Here's What You Need to Remember: So despite firm affirmation from Ankara that the Altay tank is a purely domestic design, the patchwork South Korean-German-Turkish tank may finally enter service in the near future. National origins aside, the Frankenstein’s monster could actually be a decent main battle tank, if it is able to source the necessary German components from South Korea.
Turkey’s indigenous vehicle manufacturer BMC has finally found a foreign source for their Altay main battle tank’s powertrain, with two South Korean firms stepping up to supply engines and transmissions, per Defense News.
Turkey fields an eclectic mix of tanks, with large numbers of 1950s-era American M48 and M60 Patton tanks that feature extensive upgrades to their fire control, situational awareness, and armor, as well as large numbers of older German Leopard 1 and Leopard 2 main battle tanks. Turkey’s ancient American tanks somewhat expectedly did not fare so well during a 2016 Turkish incursion into Syria, which saw about twelve of the Cold War-era tanks destroyed by anti-tank missiles.

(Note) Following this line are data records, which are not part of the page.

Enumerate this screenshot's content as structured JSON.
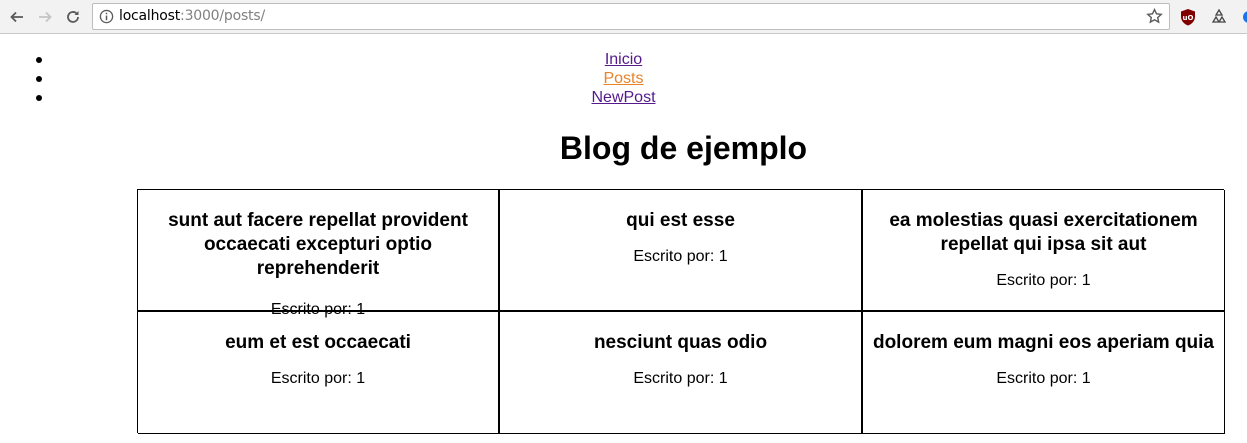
{
  "browser": {
    "url_host": "localhost",
    "url_path": ":3000/posts/"
  },
  "nav": {
    "items": [
      {
        "label": "Inicio",
        "state": "visited"
      },
      {
        "label": "Posts",
        "state": "active"
      },
      {
        "label": "NewPost",
        "state": "visited"
      }
    ]
  },
  "page": {
    "title": "Blog de ejemplo"
  },
  "posts": [
    {
      "title": "sunt aut facere repellat provident occaecati excepturi optio reprehenderit",
      "byline": "Escrito por: 1"
    },
    {
      "title": "qui est esse",
      "byline": "Escrito por: 1"
    },
    {
      "title": "ea molestias quasi exercitationem repellat qui ipsa sit aut",
      "byline": "Escrito por: 1"
    },
    {
      "title": "eum et est occaecati",
      "byline": "Escrito por: 1"
    },
    {
      "title": "nesciunt quas odio",
      "byline": "Escrito por: 1"
    },
    {
      "title": "dolorem eum magni eos aperiam quia",
      "byline": "Escrito por: 1"
    }
  ],
  "colors": {
    "visited_link": "#551a8b",
    "active_link": "#e8832a"
  }
}
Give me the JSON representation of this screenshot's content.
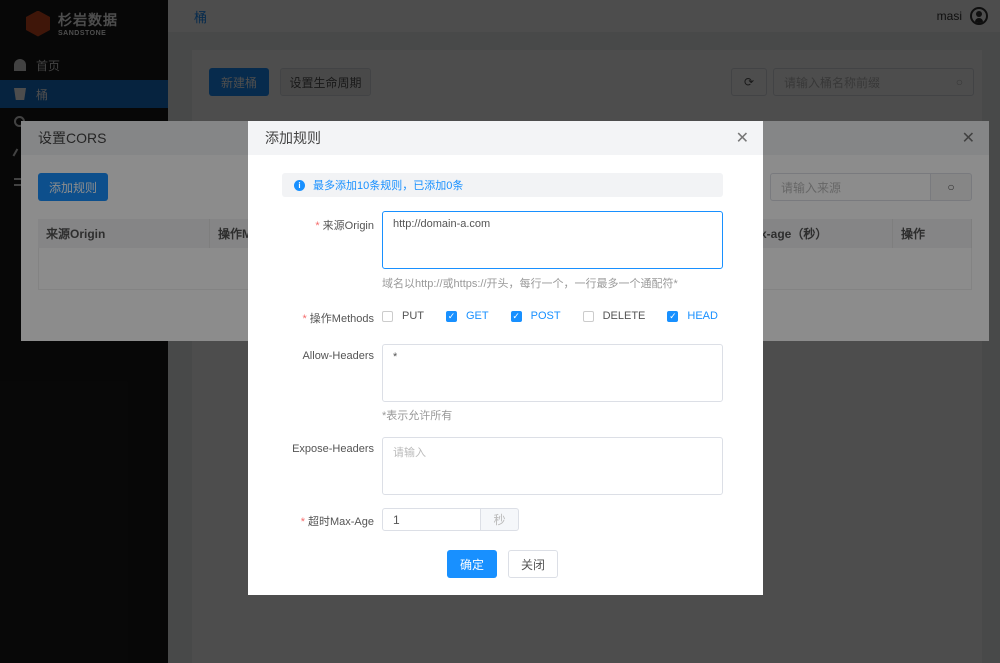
{
  "sidebar": {
    "brand": "杉岩数据",
    "brand_sub": "SANDSTONE",
    "items": [
      {
        "label": "首页",
        "icon": "dashboard-icon"
      },
      {
        "label": "桶",
        "icon": "bucket-icon",
        "active": true
      }
    ]
  },
  "header": {
    "breadcrumb": "桶",
    "username": "masi"
  },
  "toolbar": {
    "new_bucket": "新建桶",
    "lifecycle": "设置生命周期",
    "search_placeholder": "请输入桶名称前缀"
  },
  "cors_dialog": {
    "title": "设置CORS",
    "add_rule": "添加规则",
    "search_placeholder": "请输入来源",
    "columns": [
      "来源Origin",
      "操作M",
      "x-age（秒）",
      "操作"
    ]
  },
  "rule_dialog": {
    "title": "添加规则",
    "alert": "最多添加10条规则，已添加0条",
    "origin_label": "来源Origin",
    "origin_value": "http://domain-a.com",
    "origin_hint": "域名以http://或https://开头，每行一个，一行最多一个通配符*",
    "methods_label": "操作Methods",
    "methods": [
      {
        "label": "PUT",
        "checked": false
      },
      {
        "label": "GET",
        "checked": true
      },
      {
        "label": "POST",
        "checked": true
      },
      {
        "label": "DELETE",
        "checked": false
      },
      {
        "label": "HEAD",
        "checked": true
      }
    ],
    "allow_headers_label": "Allow-Headers",
    "allow_headers_value": "*",
    "allow_headers_hint": "*表示允许所有",
    "expose_headers_label": "Expose-Headers",
    "expose_headers_placeholder": "请输入",
    "max_age_label": "超时Max-Age",
    "max_age_value": "1",
    "max_age_unit": "秒",
    "ok": "确定",
    "cancel": "关闭"
  },
  "colors": {
    "primary": "#1890ff",
    "sidebar": "#1a1a1a",
    "required": "#f56c6c"
  }
}
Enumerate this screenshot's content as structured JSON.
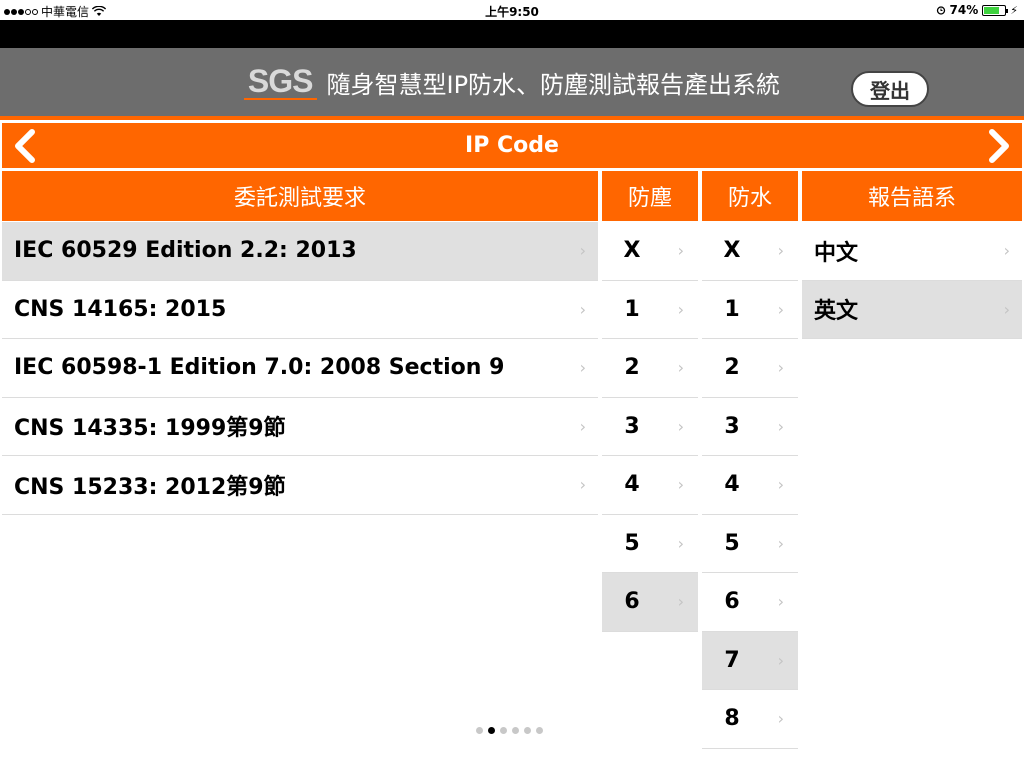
{
  "status_bar": {
    "carrier": "中華電信",
    "time": "上午9:50",
    "battery_percent": "74%",
    "battery_level": 0.74,
    "icons": [
      "signal-dots",
      "wifi-icon",
      "alarm-icon",
      "battery-icon",
      "charging-icon"
    ]
  },
  "header": {
    "logo": "SGS",
    "title": "隨身智慧型IP防水、防塵測試報告產出系統",
    "logout_label": "登出"
  },
  "nav": {
    "title": "IP Code",
    "back_icon": "chevron-left-icon",
    "forward_icon": "chevron-right-icon"
  },
  "columns": {
    "requirement": "委託測試要求",
    "dust": "防塵",
    "water": "防水",
    "language": "報告語系"
  },
  "requirements": [
    {
      "label": "IEC 60529 Edition 2.2: 2013",
      "selected": true
    },
    {
      "label": "CNS 14165: 2015",
      "selected": false
    },
    {
      "label": "IEC 60598-1 Edition 7.0: 2008 Section 9",
      "selected": false
    },
    {
      "label": "CNS 14335: 1999第9節",
      "selected": false
    },
    {
      "label": "CNS 15233: 2012第9節",
      "selected": false
    }
  ],
  "dust_levels": [
    {
      "label": "X",
      "selected": false
    },
    {
      "label": "1",
      "selected": false
    },
    {
      "label": "2",
      "selected": false
    },
    {
      "label": "3",
      "selected": false
    },
    {
      "label": "4",
      "selected": false
    },
    {
      "label": "5",
      "selected": false
    },
    {
      "label": "6",
      "selected": true
    }
  ],
  "water_levels": [
    {
      "label": "X",
      "selected": false
    },
    {
      "label": "1",
      "selected": false
    },
    {
      "label": "2",
      "selected": false
    },
    {
      "label": "3",
      "selected": false
    },
    {
      "label": "4",
      "selected": false
    },
    {
      "label": "5",
      "selected": false
    },
    {
      "label": "6",
      "selected": false
    },
    {
      "label": "7",
      "selected": true
    },
    {
      "label": "8",
      "selected": false
    }
  ],
  "languages": [
    {
      "label": "中文",
      "selected": false
    },
    {
      "label": "英文",
      "selected": true
    }
  ],
  "pagination": {
    "count": 6,
    "active": 1
  },
  "colors": {
    "accent": "#ff6600",
    "header_bg": "#6d6d6d",
    "selected_row": "#e0e0e0"
  }
}
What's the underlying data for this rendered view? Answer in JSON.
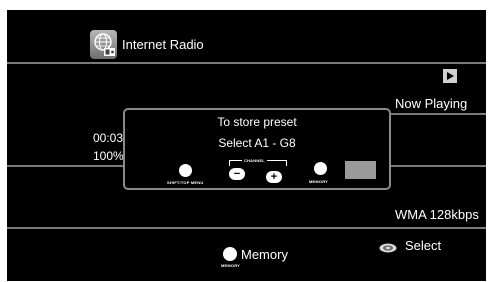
{
  "header": {
    "title": "Internet Radio",
    "radio_icon": "globe-radio-icon"
  },
  "now_playing": {
    "label": "Now Playing",
    "play_icon": "play-icon",
    "time": "00:03",
    "progress": "100%",
    "format": "WMA 128kbps"
  },
  "dialog": {
    "title": "To store preset",
    "instruction": "Select A1 - G8",
    "shift_label": "SHIFT/TOP MENU",
    "channel_label": "CHANNEL",
    "minus": "−",
    "plus": "+",
    "memory_label": "MEMORY"
  },
  "footer": {
    "memory_text": "Memory",
    "memory_small": "MEMORY",
    "select_text": "Select",
    "select_icon": "disc-select-icon"
  },
  "colors": {
    "background": "#000000",
    "line": "#7a7a7a",
    "text": "#ffffff",
    "dialog_border": "#8a8a8a"
  }
}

Somewhat surprisingly, however, anti-tank missiles, mines, and improvised explosive devices (IEDs) took out a number of Ankara’s Leopard 2s as well. Though the best of Turkey’s tanks are Leopard 2s, they are an older 2A4 variant that relies on a square-shaped turret which offers less protection than newer Leopard 2 variants fielded by Germany and several other Leopard 2 operators. Their losses on Syrian battlefields may have injected a fresh sense of urgency into Turkey’s domestic tank ambitions.
Ankara’s Altay main battle tank is rather unremarkable when compared to other contemporary tank designs. Like almost all of its North Atlantic Treaty Organization (NATO) peers, the Altay sports a 120mm German-designed Rheinmetall main gun, as well as a .50 caliber heavy machine gun and a 7.62 medium machine gun. Unlike every other armored vehicle in the world however, it lacks an engine and transmission.
Turkey has struggled to fabricate a power pack domestically and would have liked to use a German-designed engine and transmission to power their tank, though Turkey’s hopes for a high-quality German power pack were scuttled due to a German arms embargo on Turkey following Ankara’s military excursion into Syria.
Turkey’s Altay reportedly draws some design features and possibly components from South Korea’s K2 main battle tank, a fascinating platform that is one of the most advanced main battle tank designs in existence. Like Turkey, South Korea has struggled to fabricate reliable transmissions for their K2, sourcing transmissions from RENK, a German firm and mating them to domestically produced engines. And despite the German arms embargo on Turkey, Ankara would like to have access to those German transmissions. In order to provide Turkey access however, South Korea would have to either remove or modify the German components in their power packs, to not run afoul of Berlin’s weapons embargo.
So despite firm affirmation from Ankara that the Altay tank is a purely domestic design, the patchwork South Korean-German-Turkish tank may finally enter service in the near future. National origins aside, the Frankenstein’s monster could actually be a decent main battle tank, if it is able to source the necessary German components from South Korea.
Caleb Larson is a Defense Writer with The National Interest. He holds a Master of Public Policy and covers U.S. and Russian security, European defense issues, and German politics and culture. This article first appeared earlier this year and is being republished due to reader interest.